--- Task brief ---
Line count for "Calendar": tally the lines of the records below that contain it, and give only that number.

--- Information ---
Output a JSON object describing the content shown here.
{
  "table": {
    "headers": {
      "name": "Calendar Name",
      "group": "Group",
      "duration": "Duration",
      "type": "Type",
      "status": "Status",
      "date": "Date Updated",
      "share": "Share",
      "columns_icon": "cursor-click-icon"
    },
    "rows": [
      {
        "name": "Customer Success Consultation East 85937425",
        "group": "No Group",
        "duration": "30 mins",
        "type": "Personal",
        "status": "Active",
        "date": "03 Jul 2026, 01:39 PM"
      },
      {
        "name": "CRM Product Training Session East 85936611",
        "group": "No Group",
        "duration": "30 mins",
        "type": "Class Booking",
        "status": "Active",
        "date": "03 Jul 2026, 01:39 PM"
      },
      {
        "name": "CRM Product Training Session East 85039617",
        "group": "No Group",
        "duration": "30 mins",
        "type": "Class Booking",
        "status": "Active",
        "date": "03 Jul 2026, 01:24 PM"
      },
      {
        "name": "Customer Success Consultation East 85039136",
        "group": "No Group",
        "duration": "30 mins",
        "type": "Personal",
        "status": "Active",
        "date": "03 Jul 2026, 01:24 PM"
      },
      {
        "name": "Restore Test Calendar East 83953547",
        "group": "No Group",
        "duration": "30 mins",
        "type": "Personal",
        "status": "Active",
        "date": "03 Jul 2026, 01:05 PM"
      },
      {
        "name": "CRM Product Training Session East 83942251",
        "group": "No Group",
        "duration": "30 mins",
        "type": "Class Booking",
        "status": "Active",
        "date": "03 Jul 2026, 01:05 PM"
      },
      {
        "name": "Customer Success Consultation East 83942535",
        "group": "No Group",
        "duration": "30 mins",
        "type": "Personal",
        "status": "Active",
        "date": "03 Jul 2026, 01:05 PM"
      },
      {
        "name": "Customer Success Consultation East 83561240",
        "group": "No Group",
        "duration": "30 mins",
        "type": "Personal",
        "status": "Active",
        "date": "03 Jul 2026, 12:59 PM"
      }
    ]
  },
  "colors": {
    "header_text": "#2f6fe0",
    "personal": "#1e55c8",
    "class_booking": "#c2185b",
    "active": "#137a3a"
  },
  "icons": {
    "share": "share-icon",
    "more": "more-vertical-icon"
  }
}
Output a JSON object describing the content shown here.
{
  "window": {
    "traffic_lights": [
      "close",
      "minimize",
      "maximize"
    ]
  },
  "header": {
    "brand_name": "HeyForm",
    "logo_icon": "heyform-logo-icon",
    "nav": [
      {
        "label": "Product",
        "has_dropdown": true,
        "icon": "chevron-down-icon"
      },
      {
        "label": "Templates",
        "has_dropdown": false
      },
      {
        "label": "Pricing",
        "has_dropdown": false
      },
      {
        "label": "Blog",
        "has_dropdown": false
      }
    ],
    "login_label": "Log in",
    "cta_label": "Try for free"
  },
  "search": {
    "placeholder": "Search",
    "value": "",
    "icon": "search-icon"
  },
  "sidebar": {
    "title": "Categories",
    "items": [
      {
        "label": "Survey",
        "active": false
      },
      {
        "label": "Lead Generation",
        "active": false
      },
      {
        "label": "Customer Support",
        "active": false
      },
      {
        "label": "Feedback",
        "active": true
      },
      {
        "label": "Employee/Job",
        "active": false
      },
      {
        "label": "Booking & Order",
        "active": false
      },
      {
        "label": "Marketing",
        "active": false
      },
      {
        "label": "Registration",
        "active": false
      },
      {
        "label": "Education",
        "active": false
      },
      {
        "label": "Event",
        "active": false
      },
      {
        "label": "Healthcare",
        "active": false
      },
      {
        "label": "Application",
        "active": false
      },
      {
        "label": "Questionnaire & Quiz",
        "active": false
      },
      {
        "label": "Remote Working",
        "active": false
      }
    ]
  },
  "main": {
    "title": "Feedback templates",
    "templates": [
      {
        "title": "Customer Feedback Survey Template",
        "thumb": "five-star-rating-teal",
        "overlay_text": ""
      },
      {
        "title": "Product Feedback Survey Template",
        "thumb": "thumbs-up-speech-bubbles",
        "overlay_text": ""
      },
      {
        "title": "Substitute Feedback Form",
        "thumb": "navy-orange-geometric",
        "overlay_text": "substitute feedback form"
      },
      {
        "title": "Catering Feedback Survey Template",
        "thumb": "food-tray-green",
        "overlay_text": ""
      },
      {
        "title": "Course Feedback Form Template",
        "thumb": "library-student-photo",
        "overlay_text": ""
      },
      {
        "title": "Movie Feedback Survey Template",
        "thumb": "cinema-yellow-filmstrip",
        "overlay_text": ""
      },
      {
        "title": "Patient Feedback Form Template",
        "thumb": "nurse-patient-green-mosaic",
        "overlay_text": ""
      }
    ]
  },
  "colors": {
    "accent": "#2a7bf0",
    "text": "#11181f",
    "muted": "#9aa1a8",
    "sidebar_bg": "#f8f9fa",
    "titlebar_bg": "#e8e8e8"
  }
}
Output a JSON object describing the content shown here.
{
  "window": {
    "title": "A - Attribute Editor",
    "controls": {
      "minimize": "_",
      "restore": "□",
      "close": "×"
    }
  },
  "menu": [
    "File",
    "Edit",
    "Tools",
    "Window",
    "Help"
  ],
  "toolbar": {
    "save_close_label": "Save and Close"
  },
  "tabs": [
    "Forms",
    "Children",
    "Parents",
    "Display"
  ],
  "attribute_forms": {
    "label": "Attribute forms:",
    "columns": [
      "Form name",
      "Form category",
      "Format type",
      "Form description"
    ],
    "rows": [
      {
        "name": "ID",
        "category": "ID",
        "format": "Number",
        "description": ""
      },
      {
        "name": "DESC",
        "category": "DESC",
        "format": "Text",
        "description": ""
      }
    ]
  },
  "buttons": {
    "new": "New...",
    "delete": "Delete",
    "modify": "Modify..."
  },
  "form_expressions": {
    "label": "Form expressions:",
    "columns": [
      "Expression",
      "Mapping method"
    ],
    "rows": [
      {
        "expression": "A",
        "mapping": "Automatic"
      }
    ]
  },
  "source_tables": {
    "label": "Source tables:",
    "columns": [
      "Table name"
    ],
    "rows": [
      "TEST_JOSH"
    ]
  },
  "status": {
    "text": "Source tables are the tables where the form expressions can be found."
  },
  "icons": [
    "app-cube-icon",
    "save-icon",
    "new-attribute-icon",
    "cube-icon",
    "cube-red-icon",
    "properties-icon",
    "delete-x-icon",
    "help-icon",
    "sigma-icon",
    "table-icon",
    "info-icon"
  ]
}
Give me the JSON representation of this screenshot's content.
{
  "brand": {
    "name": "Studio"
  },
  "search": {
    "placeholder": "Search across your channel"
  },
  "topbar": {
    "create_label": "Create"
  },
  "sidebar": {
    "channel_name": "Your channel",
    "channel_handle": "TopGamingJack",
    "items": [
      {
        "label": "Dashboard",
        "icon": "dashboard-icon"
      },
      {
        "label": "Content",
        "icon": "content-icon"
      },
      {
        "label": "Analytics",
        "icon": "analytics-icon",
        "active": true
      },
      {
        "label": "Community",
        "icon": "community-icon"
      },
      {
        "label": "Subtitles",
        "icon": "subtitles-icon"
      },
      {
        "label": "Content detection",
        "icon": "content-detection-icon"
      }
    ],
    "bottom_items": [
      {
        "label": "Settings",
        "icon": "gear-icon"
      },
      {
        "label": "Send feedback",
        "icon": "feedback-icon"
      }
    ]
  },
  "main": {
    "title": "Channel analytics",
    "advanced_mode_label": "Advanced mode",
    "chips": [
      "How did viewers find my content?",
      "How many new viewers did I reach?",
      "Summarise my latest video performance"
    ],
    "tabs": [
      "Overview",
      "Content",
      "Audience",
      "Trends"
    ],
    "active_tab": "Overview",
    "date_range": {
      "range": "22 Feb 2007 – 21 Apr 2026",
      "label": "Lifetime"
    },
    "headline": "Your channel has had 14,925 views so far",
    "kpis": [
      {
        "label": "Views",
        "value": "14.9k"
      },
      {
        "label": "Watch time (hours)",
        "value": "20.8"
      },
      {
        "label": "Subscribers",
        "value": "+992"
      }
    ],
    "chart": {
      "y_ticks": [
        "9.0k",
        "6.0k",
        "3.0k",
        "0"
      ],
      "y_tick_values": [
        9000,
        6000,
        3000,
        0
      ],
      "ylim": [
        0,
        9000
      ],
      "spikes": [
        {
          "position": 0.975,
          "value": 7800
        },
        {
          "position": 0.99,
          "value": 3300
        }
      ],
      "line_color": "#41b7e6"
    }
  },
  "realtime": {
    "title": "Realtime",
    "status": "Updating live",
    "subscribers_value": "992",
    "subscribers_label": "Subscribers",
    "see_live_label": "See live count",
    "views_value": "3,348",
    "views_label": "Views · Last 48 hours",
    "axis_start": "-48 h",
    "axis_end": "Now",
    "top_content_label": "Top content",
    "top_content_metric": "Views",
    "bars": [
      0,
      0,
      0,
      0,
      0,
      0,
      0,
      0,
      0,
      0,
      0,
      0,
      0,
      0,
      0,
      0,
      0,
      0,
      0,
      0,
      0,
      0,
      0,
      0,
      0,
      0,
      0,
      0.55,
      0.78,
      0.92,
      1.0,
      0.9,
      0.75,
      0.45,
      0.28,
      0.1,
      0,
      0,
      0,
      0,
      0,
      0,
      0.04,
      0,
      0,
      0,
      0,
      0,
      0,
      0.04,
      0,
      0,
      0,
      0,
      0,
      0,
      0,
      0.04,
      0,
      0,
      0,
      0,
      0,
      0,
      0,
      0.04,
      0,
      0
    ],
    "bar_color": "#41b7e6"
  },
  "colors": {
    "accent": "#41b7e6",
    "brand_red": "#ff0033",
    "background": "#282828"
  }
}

--- Exercise solution ---
2